Our tailbone is actually a group of fused vertebrae at the bottom of our spine. Also called the “Coccyx,” these bones are what’s left of our tails. No, really. We don’t need them. Humans lost the need for tails when we learned to walk upright. It would be kinda cool to still have tails, but apparently the universe in it’s infinite wisdom doesn’t let evolution work on the basis of “you know what would be really cool?”
Female Vas Deferens
These tubes are actually a reproductive part that starts off the same in both men and women. In males, they become the Vas Deferens which carry sperm; in females, they’re just…tubes to nowhere.
Well…at least if you’re born a dude. We all start out in the womb as female. Because of this, men still have nipples. However, most men will never develop breasts or feed an infant with their bodies.
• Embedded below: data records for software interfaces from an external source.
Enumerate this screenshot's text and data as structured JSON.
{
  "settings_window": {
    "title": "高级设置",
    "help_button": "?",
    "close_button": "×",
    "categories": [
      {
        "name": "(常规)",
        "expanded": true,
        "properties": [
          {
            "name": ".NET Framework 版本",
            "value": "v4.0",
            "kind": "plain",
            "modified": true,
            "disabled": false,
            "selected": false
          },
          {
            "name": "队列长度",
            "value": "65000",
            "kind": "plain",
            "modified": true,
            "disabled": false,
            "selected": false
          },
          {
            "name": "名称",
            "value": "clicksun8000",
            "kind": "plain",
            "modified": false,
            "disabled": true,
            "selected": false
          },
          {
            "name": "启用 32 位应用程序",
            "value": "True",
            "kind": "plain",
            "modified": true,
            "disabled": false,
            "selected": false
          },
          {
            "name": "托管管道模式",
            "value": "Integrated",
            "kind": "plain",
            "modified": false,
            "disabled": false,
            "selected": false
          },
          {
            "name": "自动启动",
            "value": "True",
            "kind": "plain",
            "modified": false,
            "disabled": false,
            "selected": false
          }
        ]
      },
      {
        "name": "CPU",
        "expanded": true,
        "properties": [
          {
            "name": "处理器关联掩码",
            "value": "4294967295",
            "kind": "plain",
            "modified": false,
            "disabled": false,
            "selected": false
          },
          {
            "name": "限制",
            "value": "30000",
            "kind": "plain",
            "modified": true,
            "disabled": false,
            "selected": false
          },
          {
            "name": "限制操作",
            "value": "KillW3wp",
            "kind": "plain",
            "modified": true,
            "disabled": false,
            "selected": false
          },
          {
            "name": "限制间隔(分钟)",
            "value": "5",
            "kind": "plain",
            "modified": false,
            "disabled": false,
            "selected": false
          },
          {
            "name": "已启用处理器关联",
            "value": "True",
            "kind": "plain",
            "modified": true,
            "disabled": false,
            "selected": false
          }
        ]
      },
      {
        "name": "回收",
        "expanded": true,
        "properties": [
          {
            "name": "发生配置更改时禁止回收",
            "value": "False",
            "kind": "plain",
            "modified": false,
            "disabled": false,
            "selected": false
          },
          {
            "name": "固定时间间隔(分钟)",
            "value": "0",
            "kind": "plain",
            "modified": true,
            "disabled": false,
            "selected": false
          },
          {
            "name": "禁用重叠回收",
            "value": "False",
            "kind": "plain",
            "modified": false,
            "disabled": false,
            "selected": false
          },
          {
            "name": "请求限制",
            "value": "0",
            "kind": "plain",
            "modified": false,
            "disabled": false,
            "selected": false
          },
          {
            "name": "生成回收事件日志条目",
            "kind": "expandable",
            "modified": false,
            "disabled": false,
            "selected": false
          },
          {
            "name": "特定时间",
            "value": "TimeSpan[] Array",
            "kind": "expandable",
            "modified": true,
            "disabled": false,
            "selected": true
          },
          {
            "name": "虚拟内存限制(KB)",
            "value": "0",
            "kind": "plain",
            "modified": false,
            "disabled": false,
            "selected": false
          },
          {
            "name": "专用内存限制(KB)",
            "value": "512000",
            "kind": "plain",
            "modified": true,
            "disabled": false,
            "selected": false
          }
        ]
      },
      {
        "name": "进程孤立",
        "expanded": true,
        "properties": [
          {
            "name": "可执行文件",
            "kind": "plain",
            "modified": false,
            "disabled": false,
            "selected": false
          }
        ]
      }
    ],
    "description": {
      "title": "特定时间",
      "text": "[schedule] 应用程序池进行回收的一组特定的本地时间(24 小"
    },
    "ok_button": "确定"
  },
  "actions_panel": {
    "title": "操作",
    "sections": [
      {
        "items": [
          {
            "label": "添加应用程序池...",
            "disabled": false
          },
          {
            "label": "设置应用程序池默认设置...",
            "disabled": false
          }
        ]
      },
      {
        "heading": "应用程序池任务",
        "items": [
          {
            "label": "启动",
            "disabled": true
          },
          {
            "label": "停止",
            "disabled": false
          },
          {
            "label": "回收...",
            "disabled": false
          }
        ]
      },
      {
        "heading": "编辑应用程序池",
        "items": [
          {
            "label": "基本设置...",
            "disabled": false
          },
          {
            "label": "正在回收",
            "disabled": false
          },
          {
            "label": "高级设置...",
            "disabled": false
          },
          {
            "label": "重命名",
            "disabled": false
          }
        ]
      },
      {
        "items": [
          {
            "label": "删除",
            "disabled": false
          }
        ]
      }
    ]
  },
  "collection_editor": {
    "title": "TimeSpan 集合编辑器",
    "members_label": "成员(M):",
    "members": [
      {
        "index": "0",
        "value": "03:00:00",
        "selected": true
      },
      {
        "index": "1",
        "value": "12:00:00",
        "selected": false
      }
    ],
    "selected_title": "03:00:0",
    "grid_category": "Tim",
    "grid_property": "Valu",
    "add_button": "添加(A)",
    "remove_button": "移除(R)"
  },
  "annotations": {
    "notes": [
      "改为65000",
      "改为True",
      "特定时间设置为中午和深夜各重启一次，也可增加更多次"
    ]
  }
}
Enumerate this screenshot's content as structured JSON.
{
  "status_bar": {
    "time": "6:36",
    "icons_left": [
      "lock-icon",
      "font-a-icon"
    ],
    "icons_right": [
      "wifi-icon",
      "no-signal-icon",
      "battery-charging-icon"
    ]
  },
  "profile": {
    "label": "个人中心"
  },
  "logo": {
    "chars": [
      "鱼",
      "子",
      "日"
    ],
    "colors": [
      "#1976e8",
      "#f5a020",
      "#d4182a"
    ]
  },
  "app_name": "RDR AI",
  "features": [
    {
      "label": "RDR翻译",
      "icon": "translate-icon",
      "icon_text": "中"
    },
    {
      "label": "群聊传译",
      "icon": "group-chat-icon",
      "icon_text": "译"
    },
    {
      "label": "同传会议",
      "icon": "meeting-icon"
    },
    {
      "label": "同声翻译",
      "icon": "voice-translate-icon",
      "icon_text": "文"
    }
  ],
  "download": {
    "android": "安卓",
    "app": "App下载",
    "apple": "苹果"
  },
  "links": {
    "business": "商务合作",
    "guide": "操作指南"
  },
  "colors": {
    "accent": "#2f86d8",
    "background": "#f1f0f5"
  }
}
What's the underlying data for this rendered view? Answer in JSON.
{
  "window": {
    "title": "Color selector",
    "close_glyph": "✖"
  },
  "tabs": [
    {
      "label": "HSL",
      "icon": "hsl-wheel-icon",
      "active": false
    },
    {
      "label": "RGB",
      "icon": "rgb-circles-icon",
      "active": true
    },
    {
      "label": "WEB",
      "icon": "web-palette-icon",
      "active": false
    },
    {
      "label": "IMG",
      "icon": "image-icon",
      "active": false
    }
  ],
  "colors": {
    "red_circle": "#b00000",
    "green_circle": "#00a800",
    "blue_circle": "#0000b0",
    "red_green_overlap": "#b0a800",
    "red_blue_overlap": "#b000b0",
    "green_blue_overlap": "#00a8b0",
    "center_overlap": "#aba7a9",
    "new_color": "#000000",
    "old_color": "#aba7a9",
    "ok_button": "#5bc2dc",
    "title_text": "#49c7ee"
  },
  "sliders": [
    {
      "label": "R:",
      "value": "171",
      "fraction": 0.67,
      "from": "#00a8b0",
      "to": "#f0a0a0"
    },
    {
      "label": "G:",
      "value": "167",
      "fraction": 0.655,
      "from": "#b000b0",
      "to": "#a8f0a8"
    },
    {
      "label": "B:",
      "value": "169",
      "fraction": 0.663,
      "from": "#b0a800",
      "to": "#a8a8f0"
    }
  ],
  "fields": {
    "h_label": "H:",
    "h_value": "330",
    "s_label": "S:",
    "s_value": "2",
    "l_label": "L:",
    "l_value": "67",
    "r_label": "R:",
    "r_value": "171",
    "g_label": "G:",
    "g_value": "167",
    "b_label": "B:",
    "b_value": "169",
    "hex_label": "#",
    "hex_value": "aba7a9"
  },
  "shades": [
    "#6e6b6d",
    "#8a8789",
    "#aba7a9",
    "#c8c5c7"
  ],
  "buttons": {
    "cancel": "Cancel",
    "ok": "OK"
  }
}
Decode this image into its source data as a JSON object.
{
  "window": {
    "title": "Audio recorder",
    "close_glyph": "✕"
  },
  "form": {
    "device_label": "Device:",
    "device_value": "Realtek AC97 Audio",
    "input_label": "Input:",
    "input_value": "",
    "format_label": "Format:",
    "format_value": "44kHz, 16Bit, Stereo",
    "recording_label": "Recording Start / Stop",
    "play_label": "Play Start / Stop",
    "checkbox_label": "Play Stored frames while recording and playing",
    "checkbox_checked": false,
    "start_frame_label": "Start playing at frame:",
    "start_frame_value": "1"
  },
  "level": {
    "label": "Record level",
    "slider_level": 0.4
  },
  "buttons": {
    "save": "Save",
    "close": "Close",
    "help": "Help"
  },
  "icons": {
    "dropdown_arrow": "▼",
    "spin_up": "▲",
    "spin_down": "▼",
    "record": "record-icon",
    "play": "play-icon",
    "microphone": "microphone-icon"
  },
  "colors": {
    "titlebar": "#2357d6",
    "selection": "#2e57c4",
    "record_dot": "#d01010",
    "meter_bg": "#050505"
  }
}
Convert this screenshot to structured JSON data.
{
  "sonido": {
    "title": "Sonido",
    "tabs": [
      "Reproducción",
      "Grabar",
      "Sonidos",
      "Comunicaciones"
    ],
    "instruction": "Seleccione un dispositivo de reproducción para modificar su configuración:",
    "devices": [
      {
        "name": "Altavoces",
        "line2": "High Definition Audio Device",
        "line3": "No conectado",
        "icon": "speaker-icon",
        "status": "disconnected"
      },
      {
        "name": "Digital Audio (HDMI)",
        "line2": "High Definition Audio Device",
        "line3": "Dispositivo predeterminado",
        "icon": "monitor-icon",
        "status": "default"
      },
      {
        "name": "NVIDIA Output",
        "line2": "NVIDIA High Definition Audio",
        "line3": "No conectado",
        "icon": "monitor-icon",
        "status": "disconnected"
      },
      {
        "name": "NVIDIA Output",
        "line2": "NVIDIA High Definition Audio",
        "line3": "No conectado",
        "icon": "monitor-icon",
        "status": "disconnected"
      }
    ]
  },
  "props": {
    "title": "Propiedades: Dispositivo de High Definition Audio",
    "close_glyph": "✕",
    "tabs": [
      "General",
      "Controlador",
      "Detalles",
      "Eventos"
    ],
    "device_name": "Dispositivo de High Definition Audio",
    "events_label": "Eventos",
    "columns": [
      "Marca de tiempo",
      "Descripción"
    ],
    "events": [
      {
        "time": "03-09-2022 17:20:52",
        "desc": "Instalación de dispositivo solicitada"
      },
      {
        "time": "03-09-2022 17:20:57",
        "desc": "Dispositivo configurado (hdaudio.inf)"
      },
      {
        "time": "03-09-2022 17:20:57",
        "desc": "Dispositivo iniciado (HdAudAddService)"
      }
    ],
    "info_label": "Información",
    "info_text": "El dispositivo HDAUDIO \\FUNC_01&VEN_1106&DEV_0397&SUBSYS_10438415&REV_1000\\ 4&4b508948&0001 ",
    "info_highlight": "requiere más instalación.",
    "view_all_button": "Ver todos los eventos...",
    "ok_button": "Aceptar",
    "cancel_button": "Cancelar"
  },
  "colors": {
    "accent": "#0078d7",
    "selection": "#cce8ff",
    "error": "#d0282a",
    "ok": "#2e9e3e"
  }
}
The actual purpose of a nipple on a human being is the same as a nipple on a baby bottle – to feed a baby human. If you don’t have a womb, you really don’t *need* nipples.
Photos: Feature Image: shutterstock (text added), 25. pixabay (public domain), 24. Klem, Tonsils 1, CC BY 3.0, 23-22. wikimedia commons (public domain), 21. Anatomography, Subclavius muscle frontal2, CC BY-SA 1.0, 20. Derived by LP from Ear with earring.jpg and Image:Macaca fascicularis.jpg. 2008-07-25, Darwin-s-tubercle, CC BY-SA 3.0, 19. Smooth_O contribs), Preauricular sinus, CC BY-SA 3.0, 18. wikimedia commons (public domain), 17. BruceBlaus, Gallbladder (organ), CC BY-SA 4.0, 16. Peter van Driel, NL, Kidneys noun 524431 cc red, CC BY 3.0, 15. Takinzinnia, SD Zoo Orangs, CC BY-SA 3.0, 14-13. wikimedia commons (public domain), 12. de:User:Deniz, Membrana nittitante, CC BY-SA 3.0, 11. pixabay (public domain//cropped), 10. Furry Beast via flickr, CC BY 2.0, 9. wikimedia commons (public domain), 8. pixabay (public domain), 7. Servier Medical Art via flickr, CC BY 2.0, 6. Plot Spoiler, Red Fanny Pack, CC BY-SA 3.0, 5. wikimedia commons (public domain), 4. Paranasal_sinuses.svg: *Head_anatomy_anterior_lateral_views.svg: Patrick J. Lynch, medical illustrator derivative work: M•Komorniczak -talk- Illustration by : Michał Komorniczak This file has been released into the Creative Commons 3.0. Attribution-ShareAlike (CC BY-SA 3.0) If you use on your website or in your publication my images (either original or modified), you are requested to give me details: Michał Komorniczak (Poland) or Michal Komorniczak (Poland). For more information, write to my e-mail address: firstname.lastname@example.org, Paranasal sinuses numbers, CC BY 2.5, 3. BodyParts3D is made by DBCLS, Coccyx – lateral view04, CC BY-SA 1.0, 2. Rasbak, Rioolbuizen van kunststof (Sewer plastic pipelines), CC BY-SA 3.0, 1. Max Pixel (public domain; censor bar added)